From the Apparatus Veda to Ruskin Bond: the historical backdrop of nature writing in India
In a standout amongst Kalidas’ most popular ballads, Meghaduta (cloud envoy), a subject of Ruler Kubera (the divine force of riches in Hindu folklore) is banished to focal India. He persuades a passing cloud to take a message to his better half in the Himalayas. “Kalidas depicts how the cloud goes over the nation. As he expounds on it, he depicts the timberlands,” says nature author Stephen Change (59), who has composed in excess of 15 books, including The Mystery Haven (2015) and Elephas Maximus: A Representation of the Indian Elephant (2004). Modify says that numerous illustrations and symbolism in early dialects like Sanskrit and Brahmi were drawn from nature. “The Apparatus Veda has various songs identified with nature. A standout amongst the most excellent ones is to goddess Aranyani, the soul of the timberland.”

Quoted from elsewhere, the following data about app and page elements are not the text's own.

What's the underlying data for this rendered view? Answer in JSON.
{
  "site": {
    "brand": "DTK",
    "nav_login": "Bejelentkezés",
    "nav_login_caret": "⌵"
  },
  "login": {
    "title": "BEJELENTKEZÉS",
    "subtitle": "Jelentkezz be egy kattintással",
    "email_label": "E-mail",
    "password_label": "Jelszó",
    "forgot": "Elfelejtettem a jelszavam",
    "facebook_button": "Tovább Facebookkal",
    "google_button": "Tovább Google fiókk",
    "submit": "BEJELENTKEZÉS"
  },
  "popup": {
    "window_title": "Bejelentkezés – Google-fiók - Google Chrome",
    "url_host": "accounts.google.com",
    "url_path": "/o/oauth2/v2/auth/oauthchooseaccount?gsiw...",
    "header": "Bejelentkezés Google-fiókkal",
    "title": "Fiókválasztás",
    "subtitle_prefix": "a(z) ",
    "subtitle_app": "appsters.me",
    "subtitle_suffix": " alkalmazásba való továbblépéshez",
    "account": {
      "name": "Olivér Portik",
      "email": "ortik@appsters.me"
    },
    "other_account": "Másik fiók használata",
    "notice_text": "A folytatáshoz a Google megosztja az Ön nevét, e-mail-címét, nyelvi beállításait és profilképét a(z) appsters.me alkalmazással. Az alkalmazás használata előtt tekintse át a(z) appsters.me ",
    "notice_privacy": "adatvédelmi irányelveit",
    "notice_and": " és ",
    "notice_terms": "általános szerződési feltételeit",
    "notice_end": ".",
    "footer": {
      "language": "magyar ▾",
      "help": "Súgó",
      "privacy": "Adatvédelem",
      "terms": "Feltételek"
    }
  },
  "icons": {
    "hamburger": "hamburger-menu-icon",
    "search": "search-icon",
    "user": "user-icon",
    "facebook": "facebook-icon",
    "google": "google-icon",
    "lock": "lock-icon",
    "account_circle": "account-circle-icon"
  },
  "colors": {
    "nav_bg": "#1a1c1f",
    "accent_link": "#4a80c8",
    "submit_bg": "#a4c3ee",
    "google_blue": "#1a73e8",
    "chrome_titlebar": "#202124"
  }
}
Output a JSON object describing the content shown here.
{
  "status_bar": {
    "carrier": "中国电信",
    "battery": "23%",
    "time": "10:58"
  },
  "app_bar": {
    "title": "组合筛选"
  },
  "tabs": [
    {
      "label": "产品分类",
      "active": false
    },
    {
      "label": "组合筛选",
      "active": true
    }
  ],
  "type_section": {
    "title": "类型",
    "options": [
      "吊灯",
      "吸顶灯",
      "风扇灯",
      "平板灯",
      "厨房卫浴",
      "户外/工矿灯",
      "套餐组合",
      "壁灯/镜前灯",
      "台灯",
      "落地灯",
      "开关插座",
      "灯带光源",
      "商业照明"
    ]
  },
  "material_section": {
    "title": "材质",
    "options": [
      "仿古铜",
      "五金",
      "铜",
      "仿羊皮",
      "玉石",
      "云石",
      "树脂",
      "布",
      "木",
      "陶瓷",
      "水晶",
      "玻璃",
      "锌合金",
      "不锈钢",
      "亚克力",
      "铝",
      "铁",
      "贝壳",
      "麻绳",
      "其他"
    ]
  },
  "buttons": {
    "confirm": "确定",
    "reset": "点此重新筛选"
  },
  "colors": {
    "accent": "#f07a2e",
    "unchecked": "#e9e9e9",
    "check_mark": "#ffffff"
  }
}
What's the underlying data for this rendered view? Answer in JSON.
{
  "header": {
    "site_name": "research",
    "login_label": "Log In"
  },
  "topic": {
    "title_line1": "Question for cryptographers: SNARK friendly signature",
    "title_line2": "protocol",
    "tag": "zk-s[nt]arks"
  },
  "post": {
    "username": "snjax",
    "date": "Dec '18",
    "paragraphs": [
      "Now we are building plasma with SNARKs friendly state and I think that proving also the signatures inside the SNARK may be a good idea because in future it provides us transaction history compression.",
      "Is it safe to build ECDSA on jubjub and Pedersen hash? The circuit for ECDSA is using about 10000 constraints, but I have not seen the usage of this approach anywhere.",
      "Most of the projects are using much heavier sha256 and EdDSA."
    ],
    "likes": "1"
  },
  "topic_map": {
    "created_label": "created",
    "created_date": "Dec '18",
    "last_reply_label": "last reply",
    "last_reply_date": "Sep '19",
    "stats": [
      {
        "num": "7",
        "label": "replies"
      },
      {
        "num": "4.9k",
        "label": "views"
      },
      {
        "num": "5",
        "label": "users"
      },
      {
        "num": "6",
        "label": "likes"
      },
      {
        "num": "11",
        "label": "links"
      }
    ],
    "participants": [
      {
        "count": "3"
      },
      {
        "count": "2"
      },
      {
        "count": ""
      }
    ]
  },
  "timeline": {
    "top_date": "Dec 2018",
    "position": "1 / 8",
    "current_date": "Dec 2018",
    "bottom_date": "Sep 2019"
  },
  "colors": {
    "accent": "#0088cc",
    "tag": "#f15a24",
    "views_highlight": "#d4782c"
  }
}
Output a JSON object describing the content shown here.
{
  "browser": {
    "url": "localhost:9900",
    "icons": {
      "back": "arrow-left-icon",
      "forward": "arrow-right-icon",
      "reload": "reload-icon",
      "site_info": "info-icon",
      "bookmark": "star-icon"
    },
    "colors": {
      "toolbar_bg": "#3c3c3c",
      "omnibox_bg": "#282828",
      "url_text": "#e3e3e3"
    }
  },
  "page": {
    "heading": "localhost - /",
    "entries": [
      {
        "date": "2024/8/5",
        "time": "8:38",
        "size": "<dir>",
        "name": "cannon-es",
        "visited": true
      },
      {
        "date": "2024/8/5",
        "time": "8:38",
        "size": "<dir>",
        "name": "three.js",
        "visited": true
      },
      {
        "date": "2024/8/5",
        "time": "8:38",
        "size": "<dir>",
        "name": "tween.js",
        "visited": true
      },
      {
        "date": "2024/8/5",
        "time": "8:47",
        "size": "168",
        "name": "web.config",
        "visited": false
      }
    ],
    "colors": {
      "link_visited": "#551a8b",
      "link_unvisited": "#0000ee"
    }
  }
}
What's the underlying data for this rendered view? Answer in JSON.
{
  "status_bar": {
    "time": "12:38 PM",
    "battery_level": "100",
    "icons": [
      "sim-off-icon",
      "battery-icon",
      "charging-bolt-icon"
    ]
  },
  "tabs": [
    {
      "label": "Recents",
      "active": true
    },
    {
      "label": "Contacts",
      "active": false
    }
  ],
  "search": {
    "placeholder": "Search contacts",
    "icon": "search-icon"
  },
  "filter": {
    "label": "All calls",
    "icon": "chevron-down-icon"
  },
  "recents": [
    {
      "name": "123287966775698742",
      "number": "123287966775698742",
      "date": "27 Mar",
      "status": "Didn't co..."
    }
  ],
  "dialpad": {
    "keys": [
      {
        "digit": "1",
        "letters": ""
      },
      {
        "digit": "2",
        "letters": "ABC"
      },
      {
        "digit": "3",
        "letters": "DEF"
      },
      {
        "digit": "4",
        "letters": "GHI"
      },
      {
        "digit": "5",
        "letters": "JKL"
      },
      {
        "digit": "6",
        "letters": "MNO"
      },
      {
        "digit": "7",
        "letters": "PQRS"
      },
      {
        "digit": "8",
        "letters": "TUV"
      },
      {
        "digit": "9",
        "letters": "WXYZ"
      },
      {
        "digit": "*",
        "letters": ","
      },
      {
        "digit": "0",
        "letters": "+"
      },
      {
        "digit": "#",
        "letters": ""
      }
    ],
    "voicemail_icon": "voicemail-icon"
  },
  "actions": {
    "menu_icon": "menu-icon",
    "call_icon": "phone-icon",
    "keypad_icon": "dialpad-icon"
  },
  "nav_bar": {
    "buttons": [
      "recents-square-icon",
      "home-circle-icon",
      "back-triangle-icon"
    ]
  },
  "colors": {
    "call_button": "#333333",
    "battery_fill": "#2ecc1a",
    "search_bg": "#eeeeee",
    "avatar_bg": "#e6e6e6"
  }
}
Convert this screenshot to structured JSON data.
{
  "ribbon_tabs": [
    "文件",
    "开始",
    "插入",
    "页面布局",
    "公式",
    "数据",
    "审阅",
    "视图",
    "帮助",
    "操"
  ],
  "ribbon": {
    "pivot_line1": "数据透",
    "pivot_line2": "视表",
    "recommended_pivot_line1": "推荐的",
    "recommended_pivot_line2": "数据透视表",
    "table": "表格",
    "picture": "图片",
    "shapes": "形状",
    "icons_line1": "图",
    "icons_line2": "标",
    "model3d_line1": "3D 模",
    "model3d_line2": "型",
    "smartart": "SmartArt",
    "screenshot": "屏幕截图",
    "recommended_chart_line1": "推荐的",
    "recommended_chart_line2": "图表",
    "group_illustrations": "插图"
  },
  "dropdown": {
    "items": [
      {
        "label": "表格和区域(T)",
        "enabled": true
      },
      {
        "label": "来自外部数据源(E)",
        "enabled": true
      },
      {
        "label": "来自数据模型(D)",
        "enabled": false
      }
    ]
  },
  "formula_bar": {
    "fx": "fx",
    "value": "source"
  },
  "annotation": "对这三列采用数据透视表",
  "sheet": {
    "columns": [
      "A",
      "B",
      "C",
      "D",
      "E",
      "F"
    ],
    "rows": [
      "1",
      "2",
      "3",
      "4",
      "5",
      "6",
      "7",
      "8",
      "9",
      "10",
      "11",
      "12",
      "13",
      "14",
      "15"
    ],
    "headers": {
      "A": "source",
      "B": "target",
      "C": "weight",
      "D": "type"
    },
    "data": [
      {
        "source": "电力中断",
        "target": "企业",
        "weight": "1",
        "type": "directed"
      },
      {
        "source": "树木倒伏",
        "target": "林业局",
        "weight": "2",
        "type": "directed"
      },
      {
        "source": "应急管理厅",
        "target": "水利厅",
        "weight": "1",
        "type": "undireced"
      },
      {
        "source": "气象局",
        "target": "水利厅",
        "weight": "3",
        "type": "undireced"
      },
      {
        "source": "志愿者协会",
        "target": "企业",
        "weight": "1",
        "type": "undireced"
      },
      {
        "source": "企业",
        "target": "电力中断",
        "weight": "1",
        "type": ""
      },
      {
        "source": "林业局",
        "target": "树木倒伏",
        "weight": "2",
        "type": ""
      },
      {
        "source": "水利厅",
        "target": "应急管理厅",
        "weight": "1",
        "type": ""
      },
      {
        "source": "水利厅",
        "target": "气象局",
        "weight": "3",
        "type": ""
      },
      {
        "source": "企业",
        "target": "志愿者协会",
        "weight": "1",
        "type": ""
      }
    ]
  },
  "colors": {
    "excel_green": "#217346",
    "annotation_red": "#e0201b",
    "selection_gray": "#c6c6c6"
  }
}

Quite a bit of Modify’s work rotates around nature and untamed life. Modify says, “I was blessed to have experienced childhood in Mussoorie. There were backwoods surrounding me and, obviously, the Himalaya on all sides. That propelled me. It’s the place my creative energy burst into flames.” In this way, it was just characteristic, when he began composition, that his themes were identified with nature. For example, his novel, Amritsar to Lahore: A Voyage Over the India-Pakistan Outskirt (2000), a travelog about intersection the fringe between the two nations, concentrates a lot on the subtleties of winged creatures and trees found on the two sides.